● **Exercise objective**
Tally the lines in the entries where the string "this" appears, and write only the total.
|---|
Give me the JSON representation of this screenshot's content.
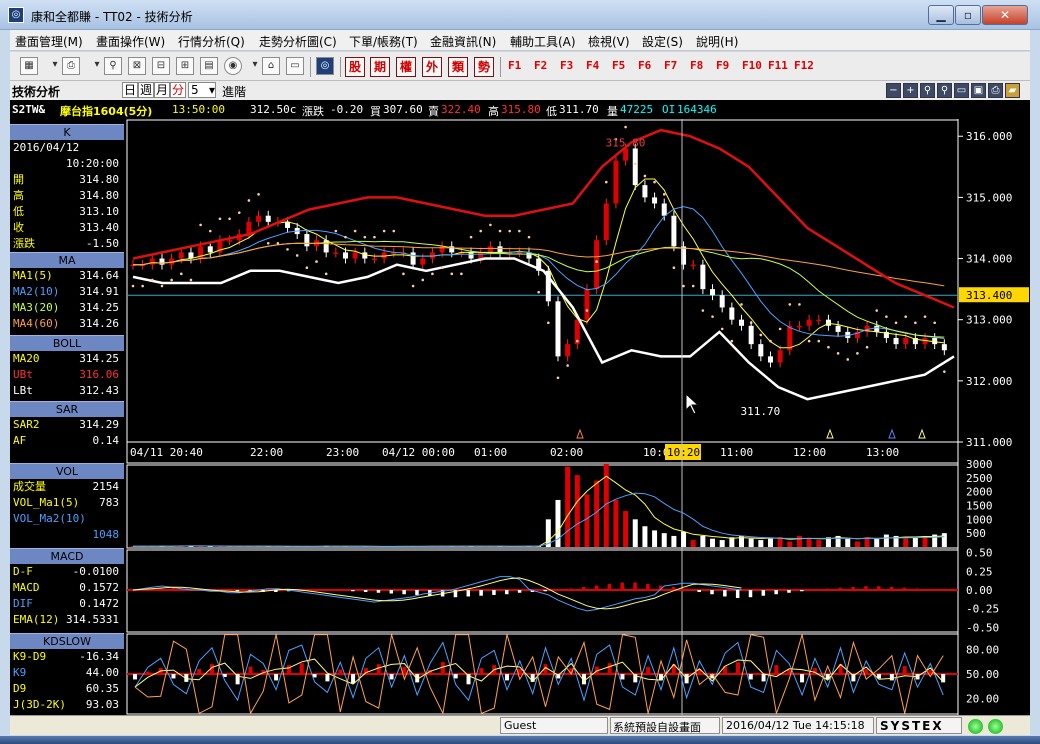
{
  "window": {
    "title": "康和全都賺 - TT02 - 技術分析",
    "min_icon": "minimize-icon",
    "max_icon": "maximize-icon",
    "close_icon": "close-icon"
  },
  "menu": [
    "畫面管理(M)",
    "畫面操作(W)",
    "行情分析(Q)",
    "走勢分析圖(C)",
    "下單/帳務(T)",
    "金融資訊(N)",
    "輔助工具(A)",
    "檢視(V)",
    "設定(S)",
    "說明(H)"
  ],
  "toolbar": {
    "buttons": [
      "股",
      "期",
      "權",
      "外",
      "類",
      "勢"
    ],
    "fkeys": [
      "F1",
      "F2",
      "F3",
      "F4",
      "F5",
      "F6",
      "F7",
      "F8",
      "F9",
      "F10",
      "F11",
      "F12"
    ]
  },
  "header": {
    "title": "技術分析",
    "periods": [
      "日",
      "週",
      "月",
      "分"
    ],
    "selected_period": "分",
    "interval": "5",
    "advanced": "進階"
  },
  "quote": {
    "symbol": "S2TW&",
    "name": "摩台指1604(5分)",
    "time": "13:50:00",
    "close": "312.50c",
    "change_label": "漲跌",
    "change": "-0.20",
    "buy_label": "買",
    "buy": "307.60",
    "sell_label": "賣",
    "sell": "322.40",
    "high_label": "高",
    "high": "315.80",
    "low_label": "低",
    "low": "311.70",
    "vol_label": "量",
    "vol": "47225",
    "oi_label": "OI",
    "oi": "164346"
  },
  "sidepanel": {
    "k": {
      "header": "K",
      "date": "2016/04/12",
      "time": "10:20:00",
      "rows": [
        {
          "label": "開",
          "value": "314.80"
        },
        {
          "label": "高",
          "value": "314.80"
        },
        {
          "label": "低",
          "value": "313.10"
        },
        {
          "label": "收",
          "value": "313.40"
        },
        {
          "label": "漲跌",
          "value": "-1.50"
        }
      ]
    },
    "ma": {
      "header": "MA",
      "rows": [
        {
          "label": "MA1(5)",
          "value": "314.64"
        },
        {
          "label": "MA2(10)",
          "value": "314.91"
        },
        {
          "label": "MA3(20)",
          "value": "314.25"
        },
        {
          "label": "MA4(60)",
          "value": "314.26"
        }
      ]
    },
    "boll": {
      "header": "BOLL",
      "rows": [
        {
          "label": "MA20",
          "value": "314.25"
        },
        {
          "label": "UBt",
          "value": "316.06"
        },
        {
          "label": "LBt",
          "value": "312.43"
        }
      ]
    },
    "sar": {
      "header": "SAR",
      "rows": [
        {
          "label": "SAR2",
          "value": "314.29"
        },
        {
          "label": "AF",
          "value": "0.14"
        }
      ]
    },
    "vol": {
      "header": "VOL",
      "rows": [
        {
          "label": "成交量",
          "value": "2154"
        },
        {
          "label": "VOL_Ma1(5)",
          "value": "783"
        },
        {
          "label": "VOL_Ma2(10)",
          "value": ""
        },
        {
          "label": "",
          "value": "1048"
        }
      ]
    },
    "macd": {
      "header": "MACD",
      "rows": [
        {
          "label": "D-F",
          "value": "-0.0100"
        },
        {
          "label": "MACD",
          "value": "0.1572"
        },
        {
          "label": "DIF",
          "value": "0.1472"
        },
        {
          "label": "EMA(12)",
          "value": "314.5331"
        }
      ]
    },
    "kd": {
      "header": "KDSLOW",
      "rows": [
        {
          "label": "K9-D9",
          "value": "-16.34"
        },
        {
          "label": "K9",
          "value": "44.00"
        },
        {
          "label": "D9",
          "value": "60.35"
        },
        {
          "label": "J(3D-2K)",
          "value": "93.03"
        }
      ]
    }
  },
  "chart_data": {
    "type": "candlestick",
    "price_axis": [
      "316.000",
      "315.000",
      "314.000",
      "313.000",
      "312.000",
      "311.000"
    ],
    "price_ylim": [
      311.0,
      316.2
    ],
    "current_price": "313.400",
    "time_axis": [
      "04/11 20:40",
      "22:00",
      "23:00",
      "04/12 00:00",
      "01:00",
      "02:00",
      "10:00",
      "10:20",
      "11:00",
      "12:00",
      "13:00"
    ],
    "annotations": {
      "high": "315.80",
      "low": "311.70"
    },
    "closes": [
      313.9,
      313.9,
      314.0,
      313.9,
      314.0,
      314.1,
      314.0,
      314.2,
      314.1,
      314.3,
      314.3,
      314.4,
      314.6,
      314.7,
      314.6,
      314.6,
      314.5,
      314.4,
      314.2,
      314.3,
      314.1,
      314.1,
      314.0,
      314.1,
      314.0,
      314.0,
      314.1,
      314.1,
      314.1,
      313.9,
      314.0,
      314.1,
      314.2,
      314.1,
      314.1,
      314.0,
      314.1,
      314.2,
      314.1,
      314.1,
      314.1,
      314.0,
      313.8,
      313.3,
      312.4,
      312.6,
      313.0,
      313.5,
      314.3,
      314.9,
      315.6,
      315.8,
      315.2,
      315.0,
      314.9,
      314.7,
      314.2,
      313.9,
      313.9,
      313.5,
      313.4,
      313.2,
      313.0,
      312.9,
      312.6,
      312.4,
      312.3,
      312.5,
      312.9,
      312.9,
      313.0,
      313.0,
      312.9,
      312.8,
      312.7,
      312.8,
      312.9,
      312.8,
      312.7,
      312.6,
      312.7,
      312.6,
      312.7,
      312.6,
      312.5
    ],
    "boll_upper": [
      314.0,
      314.1,
      314.2,
      314.3,
      314.4,
      314.6,
      314.8,
      314.9,
      315.0,
      315.0,
      314.9,
      314.8,
      314.7,
      314.7,
      314.8,
      314.9,
      315.5,
      315.9,
      316.1,
      316.0,
      315.8,
      315.5,
      315.0,
      314.5,
      314.2,
      313.9,
      313.6,
      313.4,
      313.2
    ],
    "boll_lower": [
      313.7,
      313.6,
      313.6,
      313.6,
      313.8,
      313.8,
      313.7,
      313.6,
      313.7,
      313.9,
      313.8,
      313.9,
      314.0,
      314.0,
      313.8,
      313.2,
      312.3,
      312.5,
      312.4,
      312.4,
      312.8,
      312.3,
      311.9,
      311.7,
      311.8,
      311.9,
      312.0,
      312.1,
      312.4
    ],
    "volume_axis": [
      "3000",
      "2500",
      "2000",
      "1500",
      "1000",
      "500"
    ],
    "volume": [
      30,
      20,
      25,
      40,
      30,
      60,
      40,
      30,
      25,
      30,
      20,
      25,
      30,
      20,
      25,
      20,
      15,
      20,
      25,
      20,
      40,
      25,
      20,
      15,
      20,
      25,
      15,
      20,
      20,
      30,
      25,
      30,
      20,
      25,
      30,
      25,
      20,
      25,
      20,
      25,
      20,
      30,
      30,
      1000,
      1700,
      2900,
      2600,
      1900,
      2400,
      3000,
      1700,
      1300,
      1000,
      750,
      600,
      500,
      400,
      550,
      250,
      400,
      300,
      250,
      350,
      400,
      300,
      250,
      300,
      350,
      200,
      400,
      300,
      250,
      350,
      400,
      300,
      200,
      350,
      300,
      450,
      400,
      300,
      350,
      400,
      450,
      500
    ],
    "macd_axis": [
      "0.50",
      "0.25",
      "0.00",
      "-0.25",
      "-0.50"
    ],
    "macd_hist": [
      0.0,
      0.01,
      0.02,
      0.03,
      0.02,
      0.01,
      0.0,
      0.0,
      -0.01,
      -0.01,
      -0.02,
      -0.02,
      -0.01,
      0.0,
      0.01,
      0.01,
      0.0,
      -0.01,
      -0.02,
      -0.03,
      -0.04,
      -0.05,
      -0.06,
      -0.07,
      -0.08,
      -0.09,
      -0.08,
      -0.07,
      -0.06,
      -0.05,
      -0.03,
      -0.02,
      -0.01,
      0.0,
      0.02,
      0.04,
      0.06,
      0.08,
      0.1,
      0.1,
      0.08,
      0.06,
      0.04,
      0.02,
      -0.02,
      -0.05,
      -0.08,
      -0.1,
      -0.09,
      -0.07,
      -0.05,
      -0.03,
      -0.01,
      0.0,
      0.02,
      0.03,
      0.04,
      0.05,
      0.05,
      0.04,
      0.03,
      0.02,
      0.01,
      0.0
    ],
    "kd_axis": [
      "80.00",
      "50.00",
      "20.00"
    ],
    "kd_hist": [
      -10,
      5,
      12,
      -8,
      -15,
      10,
      20,
      -5,
      -20,
      15,
      8,
      -12,
      18,
      22,
      -6,
      -14,
      9,
      -18,
      12,
      20,
      -10,
      14,
      -16,
      8,
      24,
      -8,
      -20,
      12,
      18,
      -12,
      10,
      -15,
      20,
      -8,
      12,
      -20,
      15,
      22,
      -10,
      -16,
      14,
      -12,
      20,
      -18,
      10,
      -8,
      16,
      24,
      -10,
      -14,
      18,
      8,
      -16,
      12,
      -10,
      20,
      -14,
      10,
      -8,
      -12,
      16,
      -10,
      8,
      -16
    ]
  },
  "status": {
    "user": "Guest",
    "screen": "系統預設自設畫面",
    "datetime": "2016/04/12 Tue 14:15:18",
    "brand": "SYSTEX"
  }
}
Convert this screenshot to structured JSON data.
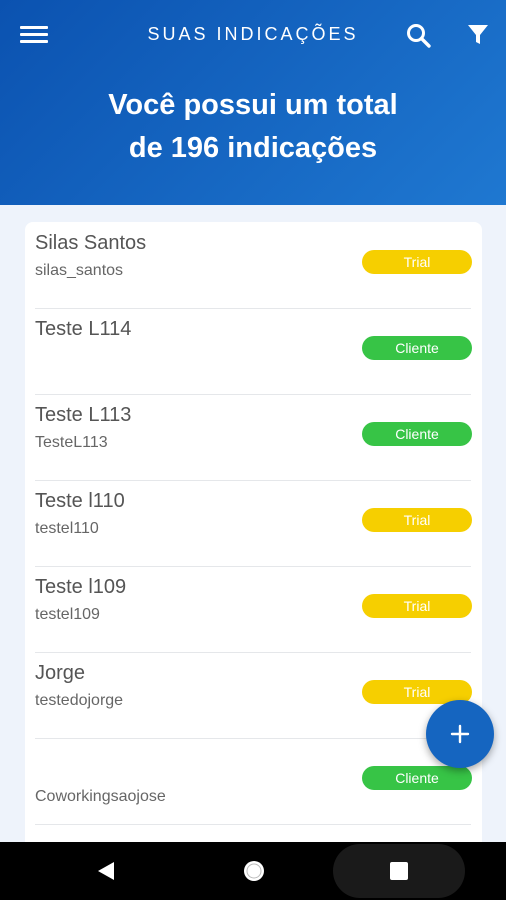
{
  "header": {
    "title": "SUAS INDICAÇÕES",
    "summary_line1": "Você possui um total",
    "summary_line2": "de 196 indicações"
  },
  "colors": {
    "header_blue": "#0b52b0",
    "trial_yellow": "#f6cf00",
    "cliente_green": "#37c446",
    "fab_blue": "#1565c0"
  },
  "icons": {
    "menu": "menu-icon",
    "search": "search-icon",
    "filter": "filter-icon",
    "add": "plus-icon"
  },
  "referrals": [
    {
      "name": "Silas Santos",
      "username": "silas_santos",
      "status": "Trial"
    },
    {
      "name": "Teste L114",
      "username": "",
      "status": "Cliente"
    },
    {
      "name": "Teste L113",
      "username": "TesteL113",
      "status": "Cliente"
    },
    {
      "name": "Teste l110",
      "username": "testel110",
      "status": "Trial"
    },
    {
      "name": "Teste l109",
      "username": "testel109",
      "status": "Trial"
    },
    {
      "name": "Jorge",
      "username": "testedojorge",
      "status": "Trial"
    },
    {
      "name": "",
      "username": "Coworkingsaojose",
      "status": "Cliente"
    }
  ]
}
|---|
● **Expected answer**
2